As with a lot of engineers I run a tatty old car.

Apart from the undoubted pleasure of not only being able to fix them, rather than buying and installing a new black box under the bonnet every time one of the myriad mystical runes displays itself on the dashboard, there is the additional bonus that they do need fixing a bit more often.

With our insight we also know that it takes less of the planet’s resources to keep an old car running than buying a new one, so we can even smile smugly as we leave the latest hybrid behind in a haze of barely burned hydrocarbons.

The recent cold spell has, for me, brought to the fore a specific difference between old and new cars – or rather a difference evoked in the driver.

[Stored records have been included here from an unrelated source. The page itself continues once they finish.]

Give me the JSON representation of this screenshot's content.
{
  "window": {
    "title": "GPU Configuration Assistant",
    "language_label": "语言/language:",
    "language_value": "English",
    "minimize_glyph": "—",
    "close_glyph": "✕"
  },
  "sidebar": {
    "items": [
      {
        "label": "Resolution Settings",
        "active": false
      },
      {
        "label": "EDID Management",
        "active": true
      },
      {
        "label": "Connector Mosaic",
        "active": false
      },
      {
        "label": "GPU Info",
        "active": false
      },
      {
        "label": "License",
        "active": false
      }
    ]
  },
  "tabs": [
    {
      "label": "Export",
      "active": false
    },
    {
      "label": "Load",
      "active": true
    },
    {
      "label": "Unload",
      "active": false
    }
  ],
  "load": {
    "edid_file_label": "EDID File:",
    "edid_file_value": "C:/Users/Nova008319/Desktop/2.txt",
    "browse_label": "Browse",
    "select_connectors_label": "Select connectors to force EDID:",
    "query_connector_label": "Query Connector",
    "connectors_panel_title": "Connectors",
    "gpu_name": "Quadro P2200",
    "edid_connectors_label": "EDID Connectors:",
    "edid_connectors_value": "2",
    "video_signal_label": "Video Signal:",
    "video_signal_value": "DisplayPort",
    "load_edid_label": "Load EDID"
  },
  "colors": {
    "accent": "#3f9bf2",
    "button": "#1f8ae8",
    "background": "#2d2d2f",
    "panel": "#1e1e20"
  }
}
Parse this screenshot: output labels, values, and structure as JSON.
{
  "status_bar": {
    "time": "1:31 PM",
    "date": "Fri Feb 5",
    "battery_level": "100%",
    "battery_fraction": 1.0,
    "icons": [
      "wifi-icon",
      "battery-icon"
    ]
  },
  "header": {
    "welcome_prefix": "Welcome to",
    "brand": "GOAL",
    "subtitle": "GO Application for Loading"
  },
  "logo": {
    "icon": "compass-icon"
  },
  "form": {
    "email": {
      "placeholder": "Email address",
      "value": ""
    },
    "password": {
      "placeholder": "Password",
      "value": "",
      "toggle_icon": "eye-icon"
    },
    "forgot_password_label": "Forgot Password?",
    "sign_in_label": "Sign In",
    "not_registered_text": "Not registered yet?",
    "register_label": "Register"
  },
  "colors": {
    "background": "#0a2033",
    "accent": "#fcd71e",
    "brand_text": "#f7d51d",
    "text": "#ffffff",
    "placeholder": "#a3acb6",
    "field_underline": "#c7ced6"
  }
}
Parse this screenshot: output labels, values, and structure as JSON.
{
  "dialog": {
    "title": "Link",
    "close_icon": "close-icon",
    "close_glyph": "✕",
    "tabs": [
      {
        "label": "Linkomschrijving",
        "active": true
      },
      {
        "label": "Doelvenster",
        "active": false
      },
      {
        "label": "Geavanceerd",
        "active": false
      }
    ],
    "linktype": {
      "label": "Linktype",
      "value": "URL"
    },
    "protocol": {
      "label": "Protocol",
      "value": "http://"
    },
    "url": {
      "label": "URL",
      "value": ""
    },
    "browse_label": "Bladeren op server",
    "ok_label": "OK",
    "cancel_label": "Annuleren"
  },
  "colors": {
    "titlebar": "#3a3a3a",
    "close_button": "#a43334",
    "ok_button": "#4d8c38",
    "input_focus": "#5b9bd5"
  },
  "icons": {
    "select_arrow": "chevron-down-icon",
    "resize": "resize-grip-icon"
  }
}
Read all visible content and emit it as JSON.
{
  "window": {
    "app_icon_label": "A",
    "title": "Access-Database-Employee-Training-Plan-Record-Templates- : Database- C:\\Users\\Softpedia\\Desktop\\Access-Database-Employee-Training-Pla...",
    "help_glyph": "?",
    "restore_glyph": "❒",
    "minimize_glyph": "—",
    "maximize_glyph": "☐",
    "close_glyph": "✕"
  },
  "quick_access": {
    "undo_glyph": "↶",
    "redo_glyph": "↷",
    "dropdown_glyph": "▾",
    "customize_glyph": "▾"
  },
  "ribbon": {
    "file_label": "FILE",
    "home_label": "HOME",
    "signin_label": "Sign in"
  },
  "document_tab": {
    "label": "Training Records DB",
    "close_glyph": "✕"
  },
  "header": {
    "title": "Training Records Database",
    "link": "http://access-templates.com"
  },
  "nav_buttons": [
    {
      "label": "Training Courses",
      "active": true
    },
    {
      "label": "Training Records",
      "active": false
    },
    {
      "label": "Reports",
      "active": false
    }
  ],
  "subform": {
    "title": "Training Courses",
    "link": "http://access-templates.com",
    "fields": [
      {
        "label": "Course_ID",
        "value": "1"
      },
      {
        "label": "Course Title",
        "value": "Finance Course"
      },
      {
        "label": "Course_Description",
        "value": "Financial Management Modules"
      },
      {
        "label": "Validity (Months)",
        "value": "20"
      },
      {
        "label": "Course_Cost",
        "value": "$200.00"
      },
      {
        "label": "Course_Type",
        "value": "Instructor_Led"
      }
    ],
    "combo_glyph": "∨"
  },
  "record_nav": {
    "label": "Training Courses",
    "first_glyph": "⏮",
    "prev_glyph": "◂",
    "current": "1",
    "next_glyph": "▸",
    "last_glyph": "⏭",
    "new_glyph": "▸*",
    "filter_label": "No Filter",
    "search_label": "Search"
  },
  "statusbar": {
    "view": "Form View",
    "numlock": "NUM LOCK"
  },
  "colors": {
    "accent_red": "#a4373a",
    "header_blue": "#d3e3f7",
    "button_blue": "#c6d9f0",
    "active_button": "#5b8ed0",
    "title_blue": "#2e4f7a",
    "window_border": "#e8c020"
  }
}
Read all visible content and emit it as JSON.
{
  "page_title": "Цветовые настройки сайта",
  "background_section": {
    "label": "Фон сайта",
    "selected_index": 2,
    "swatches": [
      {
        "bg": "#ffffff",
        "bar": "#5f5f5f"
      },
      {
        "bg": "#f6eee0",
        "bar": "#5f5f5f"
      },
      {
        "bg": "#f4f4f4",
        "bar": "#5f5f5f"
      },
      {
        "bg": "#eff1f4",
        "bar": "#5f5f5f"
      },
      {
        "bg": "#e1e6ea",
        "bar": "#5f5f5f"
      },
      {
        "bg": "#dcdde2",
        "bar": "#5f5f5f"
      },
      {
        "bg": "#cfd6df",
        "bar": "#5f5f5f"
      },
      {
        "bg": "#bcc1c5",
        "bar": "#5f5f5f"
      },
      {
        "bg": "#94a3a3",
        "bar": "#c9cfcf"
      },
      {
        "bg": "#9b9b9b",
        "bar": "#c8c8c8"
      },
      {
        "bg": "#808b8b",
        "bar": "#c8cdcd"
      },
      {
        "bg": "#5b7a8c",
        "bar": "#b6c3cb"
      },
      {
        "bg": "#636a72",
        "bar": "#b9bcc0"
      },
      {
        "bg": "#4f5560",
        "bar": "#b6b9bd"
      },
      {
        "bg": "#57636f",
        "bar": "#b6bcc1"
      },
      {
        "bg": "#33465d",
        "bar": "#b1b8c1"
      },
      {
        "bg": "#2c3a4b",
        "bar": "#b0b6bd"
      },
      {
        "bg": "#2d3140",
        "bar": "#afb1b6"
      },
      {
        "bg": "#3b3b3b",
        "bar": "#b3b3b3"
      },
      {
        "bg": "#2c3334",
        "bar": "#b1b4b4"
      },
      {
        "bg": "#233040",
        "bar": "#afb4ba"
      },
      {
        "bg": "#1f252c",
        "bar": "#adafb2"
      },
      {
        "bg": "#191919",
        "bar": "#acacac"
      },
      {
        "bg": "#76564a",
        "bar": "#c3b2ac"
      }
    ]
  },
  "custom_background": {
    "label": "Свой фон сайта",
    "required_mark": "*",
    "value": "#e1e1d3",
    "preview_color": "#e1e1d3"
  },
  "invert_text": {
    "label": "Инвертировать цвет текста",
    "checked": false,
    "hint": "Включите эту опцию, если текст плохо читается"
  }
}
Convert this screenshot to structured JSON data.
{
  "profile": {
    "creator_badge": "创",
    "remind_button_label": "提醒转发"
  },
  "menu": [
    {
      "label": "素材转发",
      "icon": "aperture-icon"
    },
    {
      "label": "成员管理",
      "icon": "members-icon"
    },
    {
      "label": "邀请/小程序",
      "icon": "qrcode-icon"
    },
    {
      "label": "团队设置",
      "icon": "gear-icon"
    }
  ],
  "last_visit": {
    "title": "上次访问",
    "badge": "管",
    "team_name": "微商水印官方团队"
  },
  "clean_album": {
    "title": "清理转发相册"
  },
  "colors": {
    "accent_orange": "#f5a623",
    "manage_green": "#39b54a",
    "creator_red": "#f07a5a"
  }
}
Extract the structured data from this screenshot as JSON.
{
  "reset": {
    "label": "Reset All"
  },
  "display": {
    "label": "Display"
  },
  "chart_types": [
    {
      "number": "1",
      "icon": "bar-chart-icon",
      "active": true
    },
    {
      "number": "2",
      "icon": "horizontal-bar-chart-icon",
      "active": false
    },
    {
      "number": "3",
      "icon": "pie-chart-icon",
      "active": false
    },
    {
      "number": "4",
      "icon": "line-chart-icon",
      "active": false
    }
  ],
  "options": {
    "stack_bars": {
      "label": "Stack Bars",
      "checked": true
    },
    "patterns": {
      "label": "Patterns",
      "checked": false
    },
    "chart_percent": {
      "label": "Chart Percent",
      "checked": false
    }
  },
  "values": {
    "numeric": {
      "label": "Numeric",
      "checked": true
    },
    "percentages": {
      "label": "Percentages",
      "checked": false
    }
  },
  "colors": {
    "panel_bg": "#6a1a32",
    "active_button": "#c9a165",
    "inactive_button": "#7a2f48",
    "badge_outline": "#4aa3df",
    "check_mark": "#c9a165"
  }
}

Obviously I notice when the roads are a bit slippery, in fact one of the reasons I enjoy driving my particular chariot is exactly because of the level of feedback I experience. I have to say that in addition it rather focuses one’s mind knowing that crumple zones are less than generous and the only thing between the driver and a hasty demise is how gently you apply the unfiltered control inputs.  

This morning I was heading up the dual carriageway when I was overtaken by a Golf scudding along at a rate of knots with the driver drinking a coffee. I certainly wouldn’t claim to have been near the ragged edge (such things aren’t for the morning commute) but the speed differential was so great I suspect her dashboard was lit up like a Christmas tree as all the electronic gee-gaws did their best to stop her from smearing herself up the central barrier. Or indeed rolling the car up into a ball as it flew off in a parabolic arc over the boondocks.

This is all well and good, in some ways demonstrating why this technology is essential for the general public. What happens though when all the computers under the bonnet breath a collective sigh of resignation and hold up their virtual hands in resignation to the inevitable? After all, as one learned philosopher was fond of saying “Ye canna change the laws of physics.”

Miss Carefree-Commuter (the driver being female in this case, other genders of idiotic driver are available) will be unaware of just where the limits are and anyway is unengaged from actively driving as she is so cosseted in this.

Add the fact that “when it all goes Pete Tong” she will be travelling at a high speed then a sudden breach of the limits will make rather a nasty mess of something or other, quite possibly her. With the proliferation of the safety aids that lead to this scenario there is little wonder new cars have so many air bags these days.